1. A quarter of the heat in an uninsulated house is lost through the roof, according to the Energy Saving Trust, so insulating the loft is a great way to retain heat and save money.
Even if your loft has insulation, it may not be thick enough - the recommended depth for mineral wool is 27cm, but other types of insulation may be different. You should lay the insulation between the joists and then across them at a 90-degree angle to create two layers, although rigid insulation boards are useful if you want to board over the loft for storage.
2. Open chimney breasts can be very draughty, so if you have an unused fireplace, get the chimney capped on the roof (by a roofer) and fit a chimney balloon from below. This inflates inside the chimney to keep warm air in the room and block cold air coming down the chimney, but of course, the fireplace can’t be used with it in place.
3. Letting in sunlight during the day makes rooms warmer, especially if they’re south facing. The best way to retain that heat is to close the curtains or blinds when it starts to get dark. If you’re at work at that time, this isn’t possible, but clever technology can do it for you.
For example, the Ultra range of powered blinds from Appeal Home Shading (www.appealshading.com) can be programmed according to the time, temperature or light. If you want the blinds to close at dusk or when the temperature falls below a certain level, you can set them to, so the room stays warmer than it otherwise would - now that’s technology at its best.
4. If you prefer curtains, make sure they’re thermal ones or have a thick lining - this is one of the best ways to minimise heat loss through windows and patio doors. For extra insulation at this time of year, fit a curtain pole above your home’s front and back doors and hang a thick curtain across it, especially if the doors are partially or fully glazed.
5. To keep your home’s boiler working efficiently, make sure it’s serviced annually. Research by boiler manufacturer Worcester, Bosch Group (see www.worcester-bosch.co.uk for installers), found that less than half of the homeowners questioned had remembered to do this, while one in five had never had their boiler serviced.
“Even new boilers need to be checked each year,” says Worcester’s Martyn Bridges. “This is even more important the older the boiler gets.
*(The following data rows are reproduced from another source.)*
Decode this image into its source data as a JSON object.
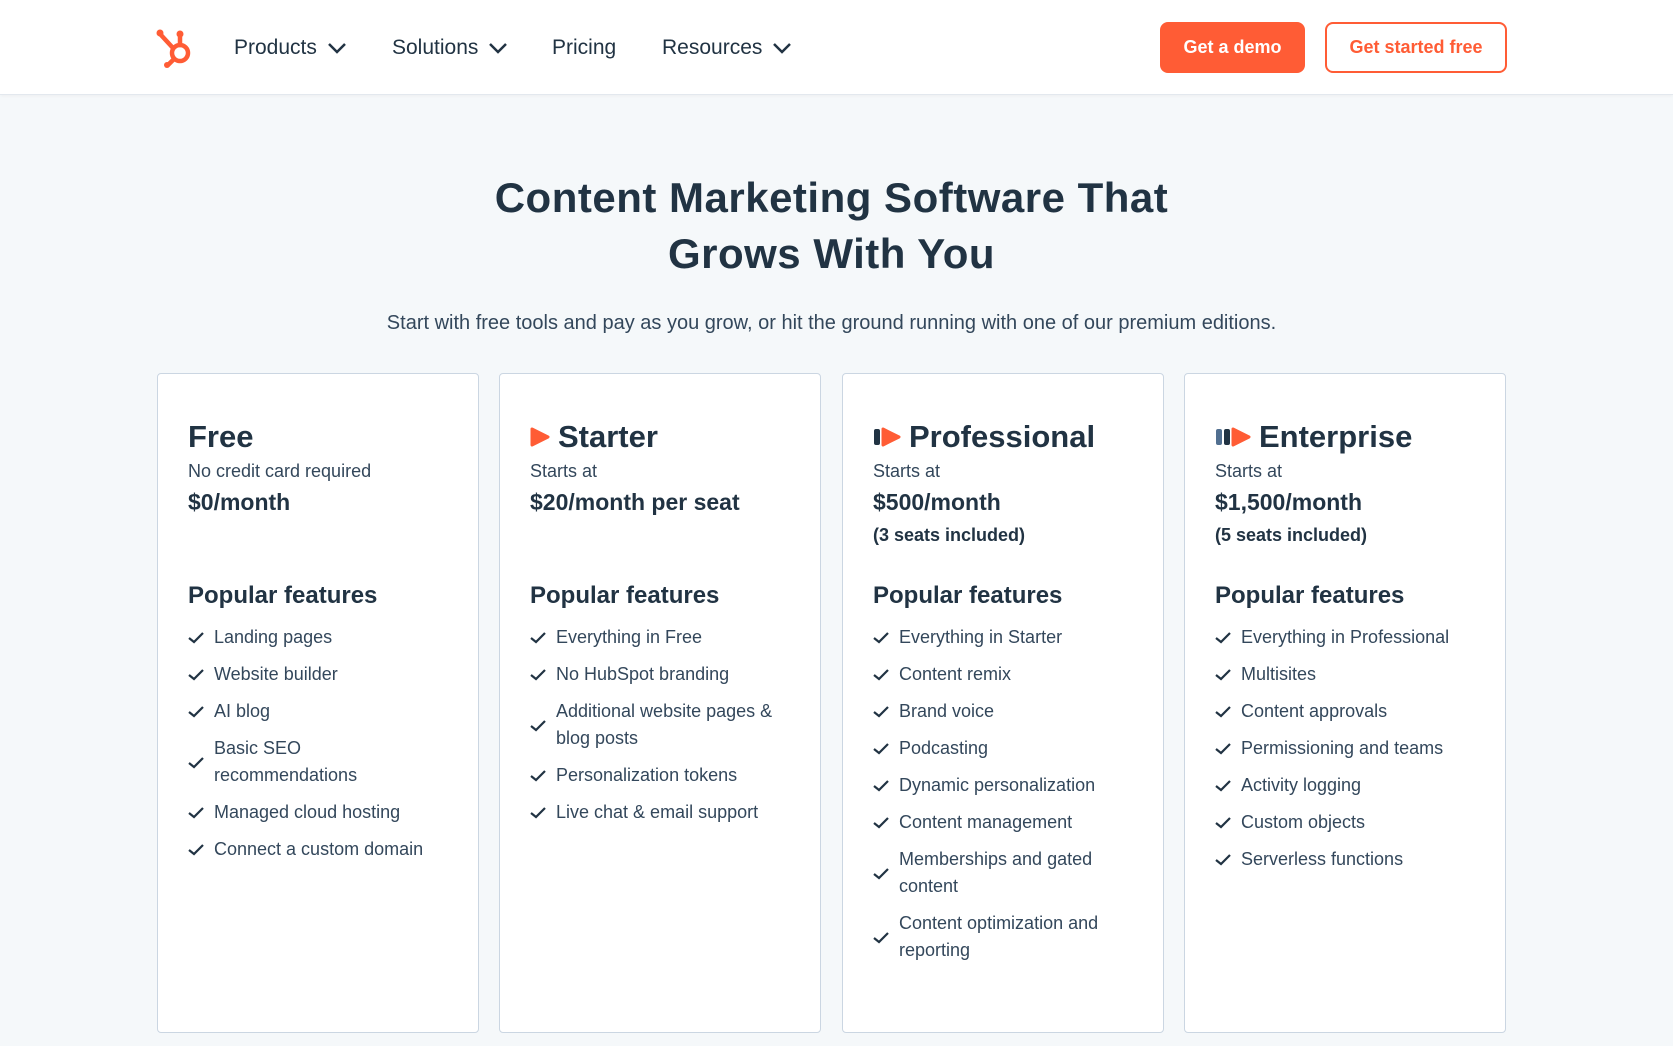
{
  "nav": {
    "products": "Products",
    "solutions": "Solutions",
    "pricing": "Pricing",
    "resources": "Resources",
    "demo_button": "Get a demo",
    "free_button": "Get started free"
  },
  "hero": {
    "title_line1": "Content Marketing Software That",
    "title_line2": "Grows With You",
    "subtitle": "Start with free tools and pay as you grow, or hit the ground running with one of our premium editions."
  },
  "colors": {
    "brand": "#ff5c35",
    "text": "#213343",
    "background": "#f5f8fa"
  },
  "plans": [
    {
      "name": "Free",
      "note": "No credit card required",
      "price": "$0/month",
      "seats": "",
      "features_title": "Popular features",
      "features": [
        "Landing pages",
        "Website builder",
        "AI blog",
        "Basic SEO recommendations",
        "Managed cloud hosting",
        "Connect a custom domain"
      ]
    },
    {
      "name": "Starter",
      "icon": "starter-tier-icon",
      "note": "Starts at",
      "price": "$20/month per seat",
      "seats": "",
      "features_title": "Popular features",
      "features": [
        "Everything in Free",
        "No HubSpot branding",
        "Additional website pages & blog posts",
        "Personalization tokens",
        "Live chat & email support"
      ]
    },
    {
      "name": "Professional",
      "icon": "professional-tier-icon",
      "note": "Starts at",
      "price": "$500/month",
      "seats": "(3 seats included)",
      "features_title": "Popular features",
      "features": [
        "Everything in Starter",
        "Content remix",
        "Brand voice",
        "Podcasting",
        "Dynamic personalization",
        "Content management",
        "Memberships and gated content",
        "Content optimization and reporting"
      ]
    },
    {
      "name": "Enterprise",
      "icon": "enterprise-tier-icon",
      "note": "Starts at",
      "price": "$1,500/month",
      "seats": "(5 seats included)",
      "features_title": "Popular features",
      "features": [
        "Everything in Professional",
        "Multisites",
        "Content approvals",
        "Permissioning and teams",
        "Activity logging",
        "Custom objects",
        "Serverless functions"
      ]
    }
  ]
}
A boiler is one of the most relied on appliances in the home, but is largely forgotten about until it actually stops working.”
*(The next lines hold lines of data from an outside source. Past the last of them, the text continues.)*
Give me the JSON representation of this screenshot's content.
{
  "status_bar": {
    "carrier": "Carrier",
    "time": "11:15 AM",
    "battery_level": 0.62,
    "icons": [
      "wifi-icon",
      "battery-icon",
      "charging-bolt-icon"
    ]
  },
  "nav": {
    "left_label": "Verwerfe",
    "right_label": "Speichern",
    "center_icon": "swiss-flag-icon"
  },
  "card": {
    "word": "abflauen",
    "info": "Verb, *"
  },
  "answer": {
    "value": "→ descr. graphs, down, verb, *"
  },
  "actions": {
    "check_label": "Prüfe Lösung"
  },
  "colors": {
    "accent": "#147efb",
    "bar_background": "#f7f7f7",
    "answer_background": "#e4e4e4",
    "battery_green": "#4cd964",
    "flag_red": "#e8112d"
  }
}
A boiler service, which should include checking the effectiveness of the flue and that the boiler is safe, among other things, must be carried out by a Gas Safe Register engineer (www.gassaferegister.co.uk), or OFTEC registered (www.oftec.org.uk/consumers/consumers) for oil-fired boilers.